spot above. Don’t worry, there is still more finishing to do.
A final top glaze is usually added once the sanding is completed to
your satisfaction. This final glaze is very important. It adds
another layer of depth and softens the patterns created by the
The glaze is
made with either yellow ocher or burnt umber. If you want to bring
out the lighter “yellow” tones then yellow ocher is usually better.
For a darker overall look and to “tone down” some of the lighter
areas the burnt umber works well.
The recipe for the top glaze is slightly different from other
One teaspoon of acrylic medium
- Three teaspoons of water
- ½ to 1 teaspoon of color
The top glaze is
brushed on using long strokes along the full length of the column.
Allow the top glaze to dry for an hour or more then examine it. If
the overall shade is too light, another coat of glaze can be added.
Once the shade is dark enough, set the column aside for dry
thoroughly (24 hours) or more.
Examine the cured column for runs or roughness. #600 sand paper can
be used to very gently remove any flaws or to lighten the overall
Once satisfied with the shade and pattern of the tortoise shell, it
should be protected by applying several coats of shellac.
Shellac can be applied by brushing or using a shellac “rubber”. This
will add even more depth to the finish and provide long term
protection to the faux finish.
Once the shellac is thoroughly dry and cured, it can be polished to
a high luster using a shellac rubber along with denatured alcohol
and olive oil (as a lubricant). Alternatively, #0000 steel wool can
be used to gently polish the shellac to a soft fine-furniture
The top and bottom caps of tortoise shell columns are usually
The gilding must be sealed with
clear to prevent oxidation and dulling.
Tortoise shell is one of the most attractive finishes ever applied
to antique clocks. The great variation in shades and patterns
provided almost endless variety to the basic design. As has been
demonstrated, creating authentic faux tortoise shell columns is not
overly complex and is actually quite forgiving as long as a clear
idea of the desired final finish is understood. Learning to create
or repair this antique finish will help to improve the quality of
your case refinishing and clock restorations. Find an old worn
column or even a wooden dowel and give it a try. You will be
surprised at how talented you are.
finishes were far more common on mass produced American clocks from
the 1800’s than most people realize. In addition to tortoise shell,
faux wood grain was frequently used on the sides of clock cases as a
cost effective alternative to expensive imported veneers.
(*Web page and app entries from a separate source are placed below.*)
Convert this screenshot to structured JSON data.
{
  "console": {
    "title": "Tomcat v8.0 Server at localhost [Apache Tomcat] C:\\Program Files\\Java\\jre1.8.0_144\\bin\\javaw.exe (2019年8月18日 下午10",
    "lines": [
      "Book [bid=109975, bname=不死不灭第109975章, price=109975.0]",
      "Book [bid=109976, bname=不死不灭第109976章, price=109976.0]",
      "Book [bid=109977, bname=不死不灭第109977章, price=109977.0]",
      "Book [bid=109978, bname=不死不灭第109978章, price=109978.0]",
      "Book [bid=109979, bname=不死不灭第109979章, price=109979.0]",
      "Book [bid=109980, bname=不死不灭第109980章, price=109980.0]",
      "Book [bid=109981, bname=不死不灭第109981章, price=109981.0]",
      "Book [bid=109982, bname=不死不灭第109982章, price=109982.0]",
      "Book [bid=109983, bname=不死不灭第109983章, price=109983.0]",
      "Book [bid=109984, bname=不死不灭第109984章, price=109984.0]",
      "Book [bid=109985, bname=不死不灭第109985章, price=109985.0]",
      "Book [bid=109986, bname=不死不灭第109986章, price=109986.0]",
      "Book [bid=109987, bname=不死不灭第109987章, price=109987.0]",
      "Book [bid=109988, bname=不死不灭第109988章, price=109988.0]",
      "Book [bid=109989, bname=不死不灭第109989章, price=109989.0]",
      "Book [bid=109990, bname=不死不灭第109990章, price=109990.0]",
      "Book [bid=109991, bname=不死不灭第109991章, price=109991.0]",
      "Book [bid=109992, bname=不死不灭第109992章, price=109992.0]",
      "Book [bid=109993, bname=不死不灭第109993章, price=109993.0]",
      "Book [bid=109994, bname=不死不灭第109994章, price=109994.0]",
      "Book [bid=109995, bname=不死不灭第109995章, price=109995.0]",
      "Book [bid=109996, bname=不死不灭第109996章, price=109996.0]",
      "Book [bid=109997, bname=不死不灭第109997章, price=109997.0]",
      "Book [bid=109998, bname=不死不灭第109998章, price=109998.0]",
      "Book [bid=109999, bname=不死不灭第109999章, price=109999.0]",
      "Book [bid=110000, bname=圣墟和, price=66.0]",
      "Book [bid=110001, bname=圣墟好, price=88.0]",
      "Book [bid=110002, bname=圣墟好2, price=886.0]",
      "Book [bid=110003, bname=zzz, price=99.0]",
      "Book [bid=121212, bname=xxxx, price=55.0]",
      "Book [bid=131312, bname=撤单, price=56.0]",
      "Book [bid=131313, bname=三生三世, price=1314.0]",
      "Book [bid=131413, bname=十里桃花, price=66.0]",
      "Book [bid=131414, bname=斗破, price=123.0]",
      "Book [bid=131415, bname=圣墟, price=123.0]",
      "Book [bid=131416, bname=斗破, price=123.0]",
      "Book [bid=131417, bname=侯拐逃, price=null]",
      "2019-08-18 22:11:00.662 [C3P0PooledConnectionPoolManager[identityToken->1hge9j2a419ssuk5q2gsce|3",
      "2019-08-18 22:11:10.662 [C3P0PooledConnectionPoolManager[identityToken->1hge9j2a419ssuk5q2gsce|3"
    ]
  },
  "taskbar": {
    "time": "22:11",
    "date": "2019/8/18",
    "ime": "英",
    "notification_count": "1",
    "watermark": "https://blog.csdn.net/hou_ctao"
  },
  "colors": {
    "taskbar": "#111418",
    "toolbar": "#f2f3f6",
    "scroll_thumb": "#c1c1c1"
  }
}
Gilding or
gold-leaf represents yet another decorative finish used extensively
on clocks of this period. These as well as other finishing and
restoration techniques are the central focus of the e-book Extreme